You’re correct in that this solution isn’t officially supported by Azure. However, it should work fine for now, and you can very easily shift to Azure AppFabric Caching (as suggested by Igor) once that goes live.
**EDIT 6/16/2014 ** See Azure Redis Cache (Preview) ASP.NET Session State Provider section of MVC movie app with Azure Redis Cache in 15 minutes
EDIT 5/23/2012 Lots of changes since this answer. As of August 2011, cache in SQL Azure is officially supported, via Universal Providers. See more info on this blog post. Pricing starts at $4.99 for a 100MB database.
AppFabric Cache is live as of May, 2011. Cache starts at 128MB for $45. Details of the AppFabric Cache are here. Note that there are hourly quotas in place on number of transactions, number of connections, and bandwidth (as well as storage capacity).
EDIT 6/7/2012 Yet another update: With the Spring 2012 release, there’s now the ability to create a cache using a percentage of RAM in your existing Web or Worker roles (costing nothing), as well as a new Cache Role to create dedicated high-speed cache within your deployment (for the cost of the instances). Scott Guthrie blogged about it here. These features are available in the new v1.7 SDK.
IMHO: Azure AppFabric Caching Service. It’s strategically where they’re going and they’ll likely be done with it before you finish development.
As I mentioned in a comment above, the AppFabric Cache is now live, in production. Details, including pricing and SLA, are here. Highlights of the production release:
- Availability in all data centers
- Ability to consume cache from 128MB to 4GB
- Transactional SLA (# of cache transactions per second)

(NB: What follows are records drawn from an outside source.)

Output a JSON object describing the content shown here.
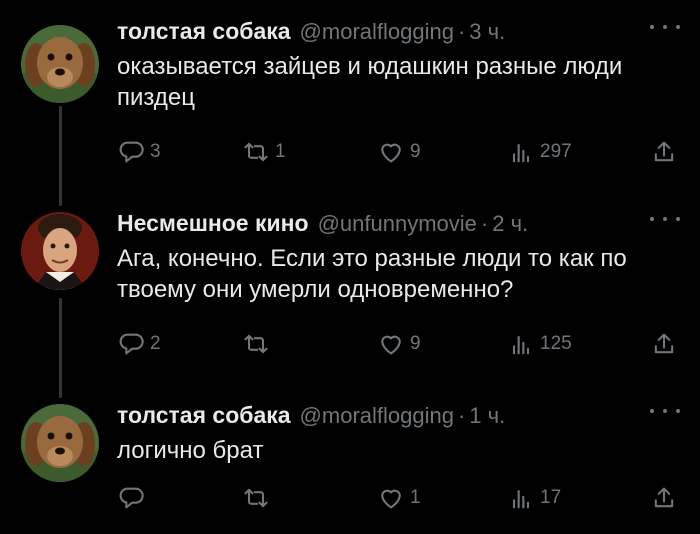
{
  "tweets": [
    {
      "name": "толстая собака",
      "handle": "@moralflogging",
      "sep": "·",
      "time": "3 ч.",
      "text": "оказывается зайцев и юдашкин разные люди пиздец",
      "replies": "3",
      "retweets": "1",
      "likes": "9",
      "views": "297"
    },
    {
      "name": "Несмешное кино",
      "handle": "@unfunnymovie",
      "sep": "·",
      "time": "2 ч.",
      "text": "Ага, конечно. Если это разные люди то как по твоему они умерли одновременно?",
      "replies": "2",
      "retweets": "",
      "likes": "9",
      "views": "125"
    },
    {
      "name": "толстая собака",
      "handle": "@moralflogging",
      "sep": "·",
      "time": "1 ч.",
      "text": "логично брат",
      "replies": "",
      "retweets": "",
      "likes": "1",
      "views": "17"
    }
  ],
  "icons": {
    "reply": "reply-icon",
    "retweet": "retweet-icon",
    "like": "like-icon",
    "views": "views-icon",
    "share": "share-icon",
    "more": "more-icon"
  },
  "colors": {
    "background": "#000000",
    "text": "#e7e9ea",
    "secondary": "#71767b",
    "thread_line": "#333639"
  }
}
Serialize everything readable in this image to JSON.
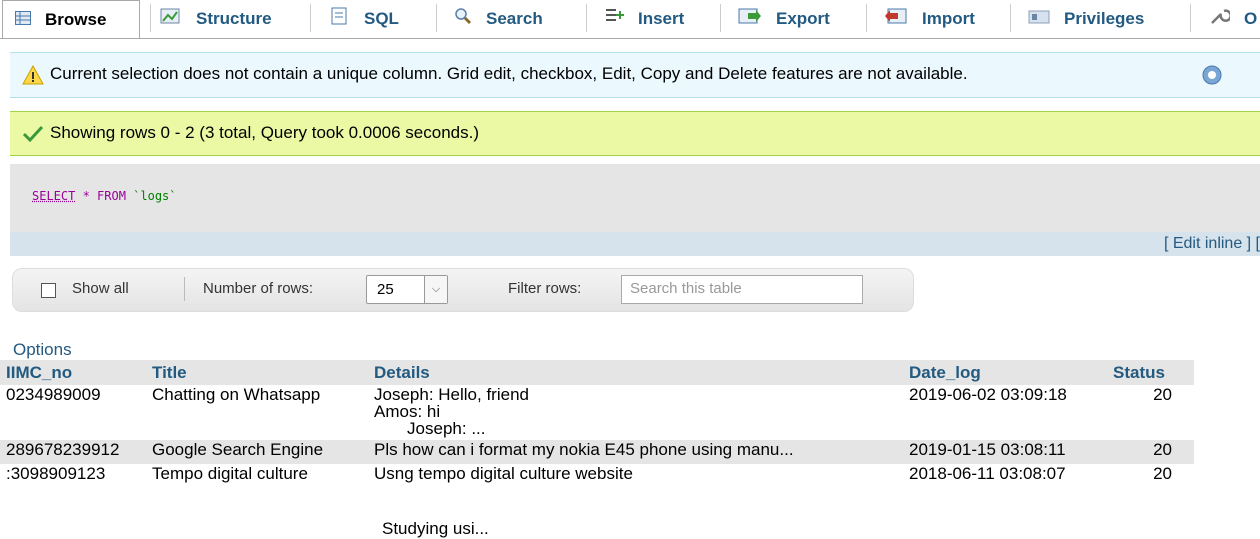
{
  "tabs": [
    {
      "label": "Browse",
      "icon": "table-icon",
      "active": true
    },
    {
      "label": "Structure",
      "icon": "structure-icon"
    },
    {
      "label": "SQL",
      "icon": "sql-icon"
    },
    {
      "label": "Search",
      "icon": "search-icon"
    },
    {
      "label": "Insert",
      "icon": "insert-icon"
    },
    {
      "label": "Export",
      "icon": "export-icon"
    },
    {
      "label": "Import",
      "icon": "import-icon"
    },
    {
      "label": "Privileges",
      "icon": "privileges-icon"
    },
    {
      "label": "O",
      "icon": "wrench-icon"
    }
  ],
  "notice": {
    "text": "Current selection does not contain a unique column. Grid edit, checkbox, Edit, Copy and Delete features are not available.",
    "icon": "warning-icon"
  },
  "success": {
    "text": "Showing rows 0 - 2 (3 total, Query took 0.0006 seconds.)",
    "icon": "checkmark-icon"
  },
  "sql": {
    "kw1": "SELECT",
    "mid": " * FROM ",
    "table": "`logs`"
  },
  "editbar": {
    "text": "[ Edit inline ] ["
  },
  "nav": {
    "show_all": "Show all",
    "rows_label": "Number of rows:",
    "rows_value": "25",
    "filter_label": "Filter rows:",
    "filter_placeholder": "Search this table"
  },
  "options_label": "Options",
  "columns": [
    "IIMC_no",
    "Title",
    "Details",
    "Date_log",
    "Status"
  ],
  "rows": [
    {
      "id": "0234989009",
      "title": "Chatting on Whatsapp",
      "details": [
        "Joseph:  Hello, friend",
        "Amos: hi",
        "       Joseph: ..."
      ],
      "date": "2019-06-02 03:09:18",
      "status": "20"
    },
    {
      "id": "289678239912",
      "title": "Google Search Engine",
      "details": [
        "Pls how can i format my nokia E45 phone using manu..."
      ],
      "date": "2019-01-15 03:08:11",
      "status": "20"
    },
    {
      "id": ":3098909123",
      "title": "Tempo digital culture",
      "details": [
        "Usng tempo digital culture website",
        "Studying usi..."
      ],
      "date": "2018-06-11 03:08:07",
      "status": "20"
    }
  ],
  "colors": {
    "link": "#235a81",
    "notice_bg": "#ebf8fd",
    "success_bg": "#ebf8a4"
  }
}
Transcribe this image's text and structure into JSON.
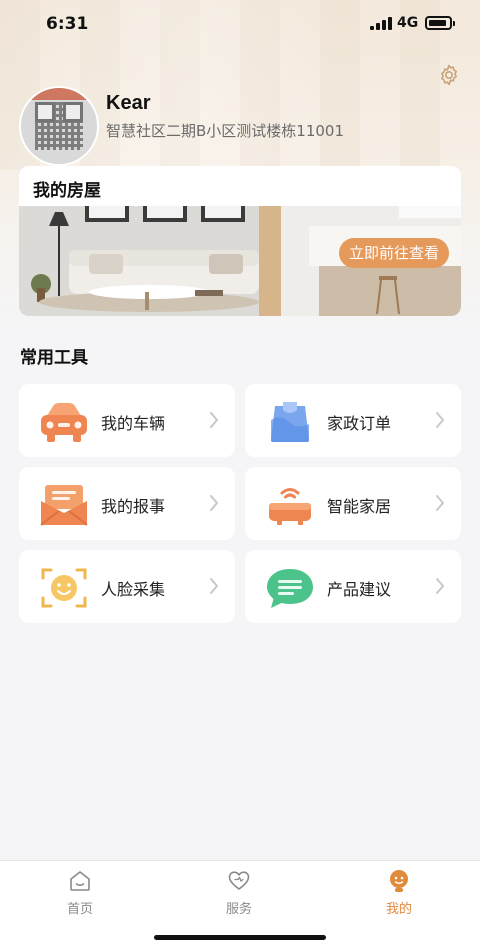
{
  "status_bar": {
    "time": "6:31",
    "network": "4G",
    "battery_level": 0.9
  },
  "profile": {
    "name": "Kear",
    "address": "智慧社区二期B小区测试楼栋11001"
  },
  "my_house": {
    "title": "我的房屋",
    "cta_label": "立即前往查看"
  },
  "tools": {
    "title": "常用工具",
    "items": [
      {
        "label": "我的车辆",
        "icon": "car-icon"
      },
      {
        "label": "家政订单",
        "icon": "clipboard-icon"
      },
      {
        "label": "我的报事",
        "icon": "mail-icon"
      },
      {
        "label": "智能家居",
        "icon": "smart-home-icon"
      },
      {
        "label": "人脸采集",
        "icon": "face-scan-icon"
      },
      {
        "label": "产品建议",
        "icon": "chat-bubble-icon"
      }
    ]
  },
  "bottom_nav": {
    "items": [
      {
        "label": "首页",
        "icon": "home-icon",
        "active": false
      },
      {
        "label": "服务",
        "icon": "heart-icon",
        "active": false
      },
      {
        "label": "我的",
        "icon": "profile-icon",
        "active": true
      }
    ]
  },
  "colors": {
    "accent": "#e08a3c",
    "cta_background": "#e59a5c",
    "page_background": "#f5f5f7",
    "card_background": "#ffffff"
  }
}
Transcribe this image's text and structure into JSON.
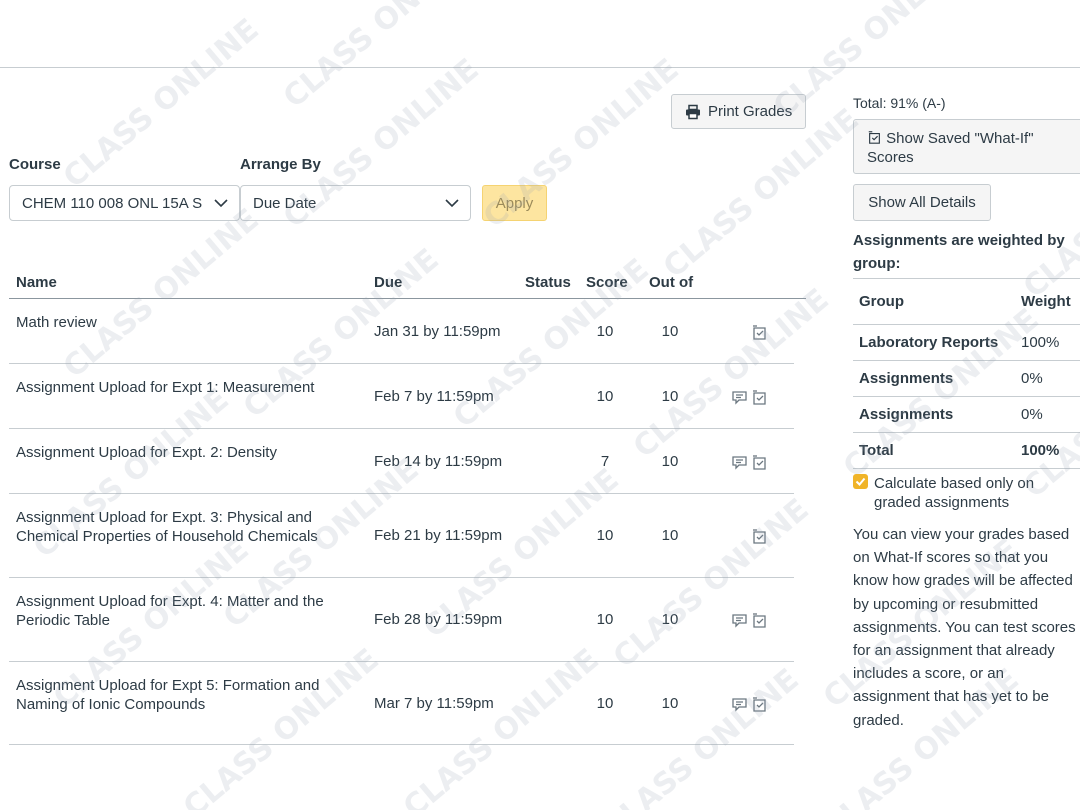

Through the portal, once you create your cache namespace, you simply click a button that generates web.config/app.config snippets that you copy ‘n’ paste. It’s that simple.